This has clearly been the hallmark of the Gophers this season (and last). We force turnovers at a rate of 27.5% of our opponent's possessions. That is a really good number and good enough to ranks us third in the country in this tempo-free stat. For this game, what makes that stat even more attractive is the fact that Michigan State comes into the game having a tendency to turn the ball over. 21.3% of Spartan possessions result in a turnover, that is 196th in the country. This turnover issue is not lost on coach Izzo.
"What’s been bad is our turnovers," Izzo said. "What’s been good is we’re still holding teams in the 30s (in field-goal percentages), even though teams are getting layups off those turnovers."
Tubby also recognizes how important creating turnovers is to the Gopher offense.
"If you talk about any team, you have to talk about your up-the-middle, and I think it starts with our point of attack," Smith said. "Al Nolen and Damian Johnson are very outstanding defenders. And then, we have good shot blockers and good post defenders, guys that defend the basket, in Ralph Sampson and Colton Iverson.
"We’ve always tried to extend our defense. We feel like we’re not that offensively gifted, so we need to create more offense with our defense. It’s been a total team effort. Our guys have bought into it and they’ve done an outstanding job so far."
Clearly this will be a huge factor tonight. Despite being on the road, if the Gophers can generate some turnovers and turn those into points they can be in this game till the very end. Michigan State is obviously aware of this so if they can take care of the ball they should be in pretty good shape.

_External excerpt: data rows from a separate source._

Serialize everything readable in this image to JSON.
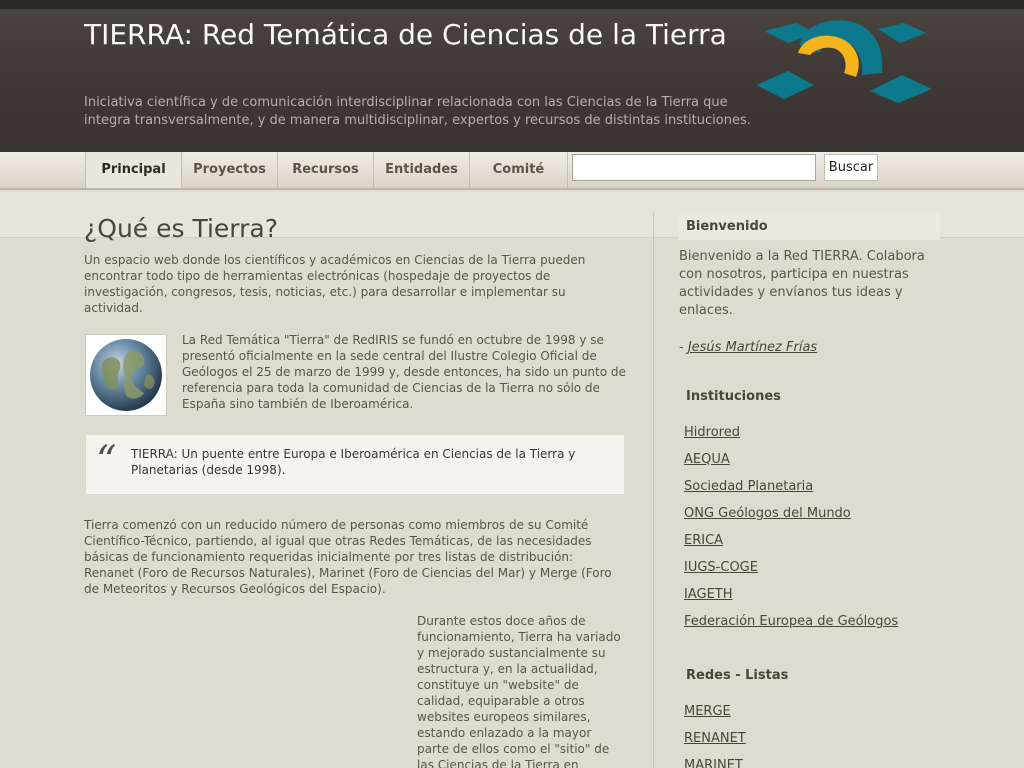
{
  "header": {
    "title": "TIERRA: Red Temática de Ciencias de la Tierra",
    "tagline": "Iniciativa científica y de comunicación interdisciplinar relacionada con las Ciencias de la Tierra que integra transversalmente, y de manera multidisciplinar, expertos y recursos de distintas instituciones."
  },
  "nav": {
    "items": [
      {
        "label": "Principal"
      },
      {
        "label": "Proyectos"
      },
      {
        "label": "Recursos"
      },
      {
        "label": "Entidades"
      },
      {
        "label": "Comité"
      }
    ],
    "search_value": "",
    "search_button": "Buscar"
  },
  "main": {
    "title": "¿Qué es Tierra?",
    "intro": "Un espacio web donde los científicos y académicos en Ciencias de la Tierra pueden encontrar todo tipo de herramientas electrónicas (hospedaje de proyectos de investigación, congresos, tesis, noticias, etc.) para desarrollar e implementar su actividad.",
    "history": "La Red Temática \"Tierra\" de RedIRIS se fundó en octubre de 1998 y se presentó oficialmente en la sede central del Ilustre Colegio Oficial de Geólogos el 25 de marzo de 1999 y, desde entonces, ha sido un punto de referencia para toda la comunidad de Ciencias de la Tierra no sólo de España sino también de Iberoamérica.",
    "quote": "TIERRA: Un puente entre Europa e Iberoamérica en Ciencias de la Tierra y Planetarias (desde 1998).",
    "origin": "Tierra comenzó con un reducido número de personas como miembros de su Comité Científico-Técnico, partiendo, al igual que otras Redes Temáticas, de las necesidades básicas de funcionamiento  requeridas inicialmente por tres listas de distribución: Renanet (Foro de Recursos Naturales), Marinet (Foro de Ciencias del Mar) y Merge (Foro de Meteoritos y Recursos Geológicos del Espacio).",
    "evolution": "Durante estos doce años de funcionamiento, Tierra ha variado y mejorado sustancialmente su estructura y, en la actualidad, constituye un \"website\" de calidad, equiparable a otros websites europeos similares, estando enlazado a la mayor parte de ellos como el \"sitio\" de las Ciencias de la Tierra en"
  },
  "sidebar": {
    "welcome_title": "Bienvenido",
    "welcome_text": "Bienvenido a la Red TIERRA. Colabora con nosotros, participa en nuestras actividades y envíanos tus ideas y enlaces.",
    "welcome_link": " ",
    "author_prefix": "- ",
    "author": "Jesús Martínez Frías",
    "institutions_title": "Instituciones",
    "institutions": [
      "Hidrored",
      "AEQUA",
      "Sociedad Planetaria",
      "ONG Geólogos del Mundo",
      "ERICA",
      "IUGS-COGE",
      "IAGETH",
      "Federación Europea de Geólogos"
    ],
    "lists_title": "Redes - Listas",
    "lists": [
      "MERGE",
      "RENANET",
      "MARINET"
    ]
  },
  "colors": {
    "header_bg": "#3f3a35",
    "logo_teal": "#0c7a8c",
    "logo_yellow": "#f4b41a"
  }
}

Michigan State rebounding vs. Minnesota's lack of rebounding
This key area is not a great match up for the Gophers. Michigan State is exactly the kind of team where guys like Trevor Mbakwe and Royce White could make a huge difference. Michigan State is one of the best rebounding teams in the country and they are especially good rebounding on the offensive end. The Gopher's current roster, on the other hand, struggles to end possessions with a rebound.
The Spartans are 7th in the nation at offensive rebounding. They have been extending possessions by grabbing 42.1% of their own misses on offense. Conversely, Minnesota is 122nd in the country when it comes to defensive rebounding as they grab just 68.4% of opponent misses. We do an adequate job of crashing the boards offensively but defensively we lack the physical presence and ability to hold box outs and finish the possession. Michigan State rebounds with multiple guys. Raymar Morgan and Draymond Green are strong and physical. Guys like Delvin Roe and Derrell Summers are athletic and difficult to box out. In three contests last season, Michigan State dominated the boards and the scoreboard.

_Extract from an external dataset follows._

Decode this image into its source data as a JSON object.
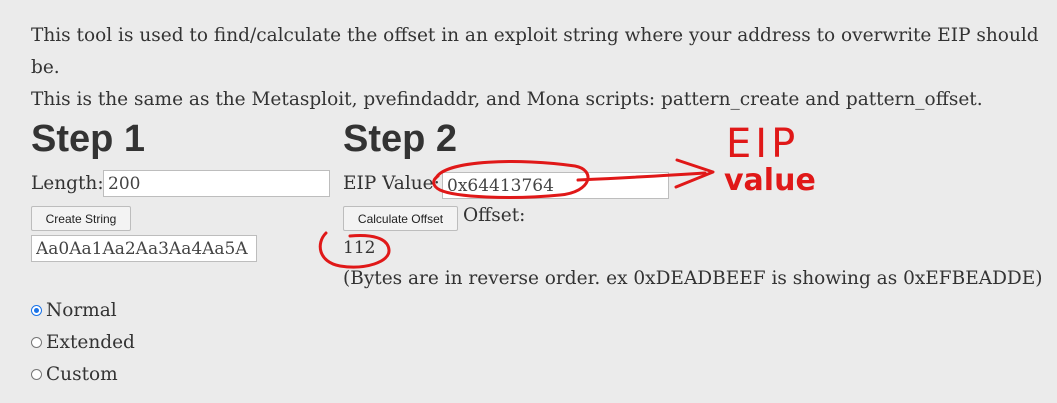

|Off Reb allowed
Based on rebounding alone, this is a terrible match up for the Gophers. If the Gophers are to control the boards it will take a collective and concerted effort. And if the Gophers are to have a shot at winning this game they will have to do a much better job rebounding.
The Gophers are capable of pulling this off but rebounding is key and making shots will be critical. At Purdue we outrebounded the Boilermakers and forced 17 turnovers, but that wasn't nearly enough because we shot just 30.8% from the field. Getting some easy baskets and getting several open looks for Blake Hoffarber are essential.
It will be interesting to see which team best hides their weaknesses tonight.